Thursday, November 5, 2009

A gift from Sean


My brother-in-law Sean was in Rome, near the Canadian embassy where he was on official business. He stopped into an enoteca (like a fancy Italian deli), where he came across some small bottles of what he thought to be fine balsamic. “But then a very sophisticated Englishman came up to me," says Sean, "and explained that when roasting pork or chicken he adds a few drops of colatura to enrich the meat.” Apparently, this amber-hued liquid has been around since the time of Nero, and you’ll never taste anything quite like it. (Not cheap, this 100ml bottle cost Sean around $20.)

Before I cracked open the bottle I did some research. Turns out Colatura di Alici is an ancient convenience food (thought by most to be what ancient Romans called garum) that adds great anchovy flavour to a dish without having to fillet, rinse and chop the fish. It's the essence of anchovy. (Think of it as Thai fish sauce in killer stilettos with an Italian swagger, maybe even smoking a cigar.)

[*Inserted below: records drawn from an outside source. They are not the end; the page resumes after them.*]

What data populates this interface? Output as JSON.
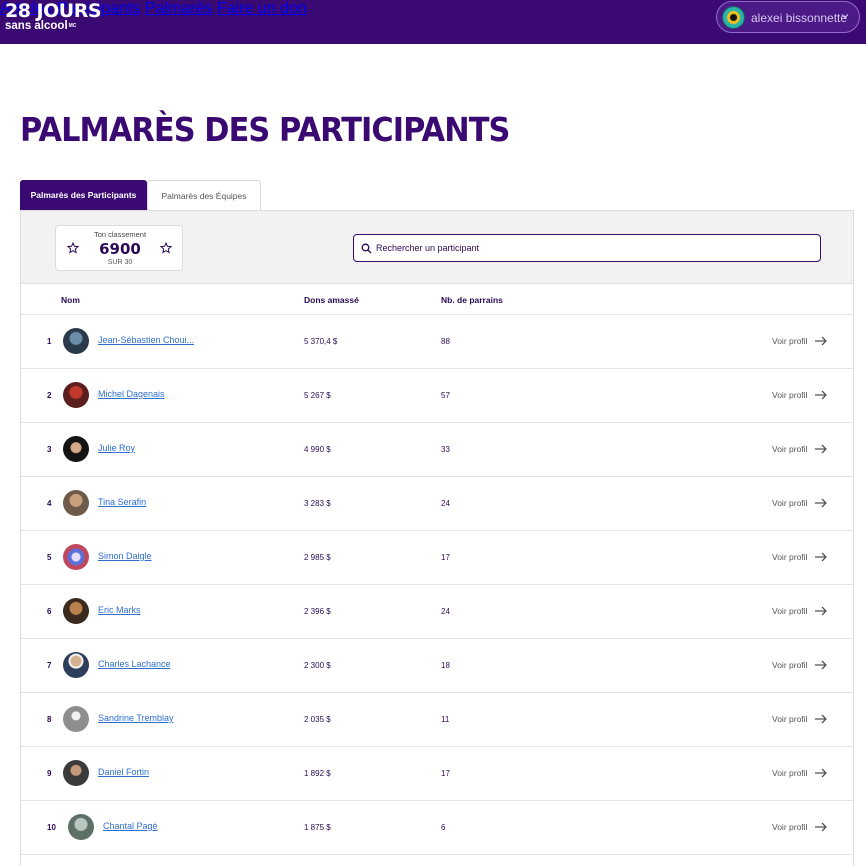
{
  "header": {
    "logo_line1": "28 JOURS",
    "logo_line2": "sans alcool",
    "logo_mark": "MC",
    "nav": [
      "Articles",
      "Participants",
      "Palmarès",
      "Faire un don"
    ],
    "user_name": "alexei bissonnette",
    "colors": {
      "brand": "#3a0a72",
      "link": "#2f6fd1"
    }
  },
  "page_title": "PALMARÈS DES PARTICIPANTS",
  "tabs": [
    {
      "label": "Palmarès des Participants",
      "active": true
    },
    {
      "label": "Palmarès des Équipes",
      "active": false
    }
  ],
  "ranking": {
    "label": "Ton classement",
    "value": "6900",
    "sub": "SUR 30"
  },
  "search": {
    "placeholder": "Rechercher un participant"
  },
  "columns": {
    "name": "Nom",
    "donations": "Dons amassé",
    "sponsors": "Nb. de parrains"
  },
  "rows": [
    {
      "rank": "1",
      "name": "Jean-Sébastien Choui...",
      "donations": "5 370,4 $",
      "sponsors": "88",
      "action": "Voir profil"
    },
    {
      "rank": "2",
      "name": "Michel Dagenais",
      "donations": "5 267 $",
      "sponsors": "57",
      "action": "Voir profil"
    },
    {
      "rank": "3",
      "name": "Julie Roy",
      "donations": "4 990 $",
      "sponsors": "33",
      "action": "Voir profil"
    },
    {
      "rank": "4",
      "name": "Tina Serafin",
      "donations": "3 283 $",
      "sponsors": "24",
      "action": "Voir profil"
    },
    {
      "rank": "5",
      "name": "Simon Daigle",
      "donations": "2 985 $",
      "sponsors": "17",
      "action": "Voir profil"
    },
    {
      "rank": "6",
      "name": "Eric Marks",
      "donations": "2 396 $",
      "sponsors": "24",
      "action": "Voir profil"
    },
    {
      "rank": "7",
      "name": "Charles Lachance",
      "donations": "2 300 $",
      "sponsors": "18",
      "action": "Voir profil"
    },
    {
      "rank": "8",
      "name": "Sandrine Tremblay",
      "donations": "2 035 $",
      "sponsors": "11",
      "action": "Voir profil"
    },
    {
      "rank": "9",
      "name": "Daniel Fortin",
      "donations": "1 892 $",
      "sponsors": "17",
      "action": "Voir profil"
    },
    {
      "rank": "10",
      "name": "Chantal Pagé",
      "donations": "1 875 $",
      "sponsors": "6",
      "action": "Voir profil"
    }
  ]
}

The colatura Sean bought me comes from a little fishing village called Cetara on the Amalfi Coast. When the fish are caught during summer, the Cetaresi throw them into wooden barrels, alternating layers with handfuls of salt, then pressing the layers down with a lid weighted with rocks. By December, the anchovies have produced a clear fragrant amber juice – anchovy sauce, and a hole is poked in the bottom of the barrel to drain the colatura.

The most common use is make a "salsetta" by mixing a few tablespoons of extra virgin olive oil with a clove or two of crushed garlic and a teaspoon of colatura. Toss this easy instant sauce with spaghetti, swiss chard, mushrooms, rapini or plain old potatoes.

4 comments:

Megan Carroll said...

That sounds great. Fish sauce is a bit of a theme for me right now, so this a very timely post. Cheers.

Amy said...

I actually just used some in place of Thai fish sauce and it worked like a charm. The beauty here is that you don't have to buy a huge bottle of it a la most Thai brands.

Anonymous said...

Amy...before you tell people to visit Arizona...you might want to read up on Valley Fever. Do a little digging and you may never go back to AZ again. As a Canadian who lived in Phoenix and Tucson and caught "the best kept secret in AZ"...as they call it...I now carry this little fungus in my lungs and no MD in Canada knows anything about it. If i get sick...they will have to call the specialists in AZ.

Amy said...

Anonymous, I guess you're referring to my onAir story from last month. While I'm sorry you're not feeling well, if travel writers stopped writing about all of the places where people got sick, there would be nowhere left for us to write about.